**THE DATA**
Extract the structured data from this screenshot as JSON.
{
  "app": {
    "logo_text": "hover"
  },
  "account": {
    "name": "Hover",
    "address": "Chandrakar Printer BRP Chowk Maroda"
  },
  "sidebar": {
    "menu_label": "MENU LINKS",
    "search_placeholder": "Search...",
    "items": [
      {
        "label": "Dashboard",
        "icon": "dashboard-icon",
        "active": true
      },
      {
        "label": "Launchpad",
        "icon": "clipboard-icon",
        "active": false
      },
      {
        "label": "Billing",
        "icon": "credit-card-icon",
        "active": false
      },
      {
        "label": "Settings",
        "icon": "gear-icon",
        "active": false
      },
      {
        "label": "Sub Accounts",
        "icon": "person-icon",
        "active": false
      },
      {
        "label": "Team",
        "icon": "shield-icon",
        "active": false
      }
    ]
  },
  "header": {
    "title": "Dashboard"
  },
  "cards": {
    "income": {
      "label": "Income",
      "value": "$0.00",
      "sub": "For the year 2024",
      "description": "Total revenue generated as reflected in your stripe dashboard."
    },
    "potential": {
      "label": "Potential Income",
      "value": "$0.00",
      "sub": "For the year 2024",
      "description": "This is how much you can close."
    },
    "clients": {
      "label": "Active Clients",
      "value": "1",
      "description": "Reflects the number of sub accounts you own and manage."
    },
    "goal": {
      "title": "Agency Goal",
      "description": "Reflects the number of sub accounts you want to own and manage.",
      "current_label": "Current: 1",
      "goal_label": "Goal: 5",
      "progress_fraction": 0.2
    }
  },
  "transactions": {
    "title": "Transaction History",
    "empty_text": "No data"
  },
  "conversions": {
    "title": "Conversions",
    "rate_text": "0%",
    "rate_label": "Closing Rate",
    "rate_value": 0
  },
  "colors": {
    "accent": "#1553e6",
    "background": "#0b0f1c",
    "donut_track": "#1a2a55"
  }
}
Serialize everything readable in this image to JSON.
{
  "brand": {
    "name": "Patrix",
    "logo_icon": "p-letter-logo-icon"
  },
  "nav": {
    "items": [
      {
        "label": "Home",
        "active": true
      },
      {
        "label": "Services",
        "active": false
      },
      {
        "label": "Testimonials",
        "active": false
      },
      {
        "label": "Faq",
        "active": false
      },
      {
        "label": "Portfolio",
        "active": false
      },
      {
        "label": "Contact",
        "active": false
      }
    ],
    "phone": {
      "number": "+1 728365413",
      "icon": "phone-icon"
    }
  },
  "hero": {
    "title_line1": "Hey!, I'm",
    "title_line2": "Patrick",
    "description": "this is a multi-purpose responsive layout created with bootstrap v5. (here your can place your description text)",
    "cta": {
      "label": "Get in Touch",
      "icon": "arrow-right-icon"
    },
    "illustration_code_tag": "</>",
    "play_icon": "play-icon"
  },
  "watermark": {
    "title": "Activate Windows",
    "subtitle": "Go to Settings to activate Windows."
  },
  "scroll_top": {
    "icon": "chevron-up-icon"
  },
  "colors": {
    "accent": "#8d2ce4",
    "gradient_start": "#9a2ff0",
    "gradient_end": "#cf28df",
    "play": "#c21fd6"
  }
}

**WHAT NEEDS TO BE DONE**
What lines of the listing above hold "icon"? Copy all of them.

**ANSWER SPACE**
        "icon": "dashboard-icon",
        "icon": "clipboard-icon",
        "icon": "credit-card-icon",
        "icon": "gear-icon",
        "icon": "person-icon",
        "icon": "shield-icon",
    "logo_icon": "p-letter-logo-icon"
      "icon": "phone-icon"
      "icon": "arrow-right-icon"
    "play_icon": "play-icon"
    "icon": "chevron-up-icon"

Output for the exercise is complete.